**What is required**
What you give back must match the data exactly, minus the pictures.
-------
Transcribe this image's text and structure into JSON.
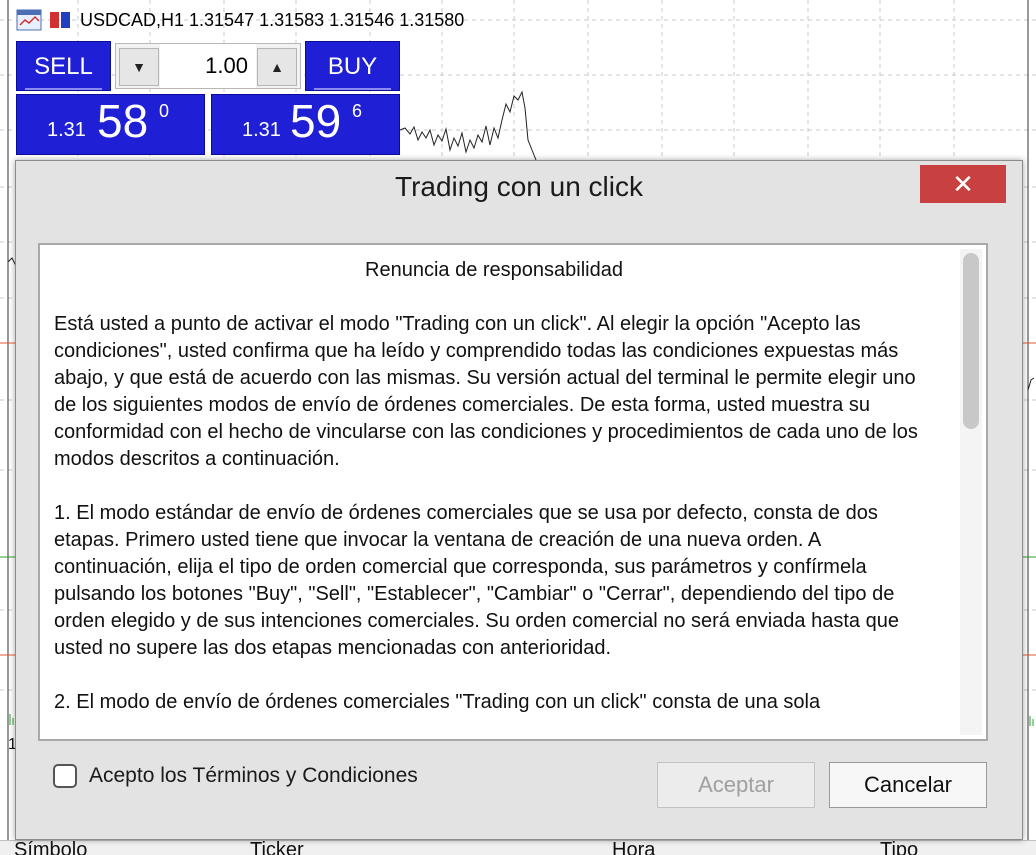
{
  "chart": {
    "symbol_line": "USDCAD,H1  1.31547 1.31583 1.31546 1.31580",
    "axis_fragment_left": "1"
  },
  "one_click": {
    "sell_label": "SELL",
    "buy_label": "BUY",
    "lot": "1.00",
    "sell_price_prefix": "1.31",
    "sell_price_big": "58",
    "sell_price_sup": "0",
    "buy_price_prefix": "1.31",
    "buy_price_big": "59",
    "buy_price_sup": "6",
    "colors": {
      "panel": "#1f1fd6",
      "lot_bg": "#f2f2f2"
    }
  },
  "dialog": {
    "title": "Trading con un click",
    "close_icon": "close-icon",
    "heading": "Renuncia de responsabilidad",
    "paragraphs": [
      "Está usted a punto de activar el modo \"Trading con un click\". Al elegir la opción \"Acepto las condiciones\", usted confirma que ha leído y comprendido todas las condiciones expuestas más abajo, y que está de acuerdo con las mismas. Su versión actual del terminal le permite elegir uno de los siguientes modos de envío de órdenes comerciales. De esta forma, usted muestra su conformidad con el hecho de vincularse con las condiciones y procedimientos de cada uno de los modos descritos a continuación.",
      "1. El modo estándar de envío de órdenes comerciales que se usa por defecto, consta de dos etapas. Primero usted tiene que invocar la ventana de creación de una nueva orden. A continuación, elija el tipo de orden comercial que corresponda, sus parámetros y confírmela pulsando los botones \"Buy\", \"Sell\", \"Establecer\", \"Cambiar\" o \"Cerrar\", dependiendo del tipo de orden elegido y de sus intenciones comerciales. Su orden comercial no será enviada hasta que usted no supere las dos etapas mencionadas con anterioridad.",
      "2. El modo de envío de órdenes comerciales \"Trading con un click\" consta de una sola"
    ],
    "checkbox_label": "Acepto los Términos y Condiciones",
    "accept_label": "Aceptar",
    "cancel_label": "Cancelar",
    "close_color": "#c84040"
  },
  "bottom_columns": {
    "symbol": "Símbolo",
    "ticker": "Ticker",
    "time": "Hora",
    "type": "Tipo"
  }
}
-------
**Task response**
Transcribe this image's text and structure into JSON.
{
  "chart": {
    "symbol_line": "USDCAD,H1  1.31547 1.31583 1.31546 1.31580",
    "axis_fragment_left": "1"
  },
  "one_click": {
    "sell_label": "SELL",
    "buy_label": "BUY",
    "lot": "1.00",
    "sell_price_prefix": "1.31",
    "sell_price_big": "58",
    "sell_price_sup": "0",
    "buy_price_prefix": "1.31",
    "buy_price_big": "59",
    "buy_price_sup": "6",
    "colors": {
      "panel": "#1f1fd6",
      "lot_bg": "#f2f2f2"
    }
  },
  "dialog": {
    "title": "Trading con un click",
    "close_icon": "close-icon",
    "heading": "Renuncia de responsabilidad",
    "paragraphs": [
      "Está usted a punto de activar el modo \"Trading con un click\". Al elegir la opción \"Acepto las condiciones\", usted confirma que ha leído y comprendido todas las condiciones expuestas más abajo, y que está de acuerdo con las mismas. Su versión actual del terminal le permite elegir uno de los siguientes modos de envío de órdenes comerciales. De esta forma, usted muestra su conformidad con el hecho de vincularse con las condiciones y procedimientos de cada uno de los modos descritos a continuación.",
      "1. El modo estándar de envío de órdenes comerciales que se usa por defecto, consta de dos etapas. Primero usted tiene que invocar la ventana de creación de una nueva orden. A continuación, elija el tipo de orden comercial que corresponda, sus parámetros y confírmela pulsando los botones \"Buy\", \"Sell\", \"Establecer\", \"Cambiar\" o \"Cerrar\", dependiendo del tipo de orden elegido y de sus intenciones comerciales. Su orden comercial no será enviada hasta que usted no supere las dos etapas mencionadas con anterioridad.",
      "2. El modo de envío de órdenes comerciales \"Trading con un click\" consta de una sola"
    ],
    "checkbox_label": "Acepto los Términos y Condiciones",
    "accept_label": "Aceptar",
    "cancel_label": "Cancelar",
    "close_color": "#c84040"
  },
  "bottom_columns": {
    "symbol": "Símbolo",
    "ticker": "Ticker",
    "time": "Hora",
    "type": "Tipo"
  }
}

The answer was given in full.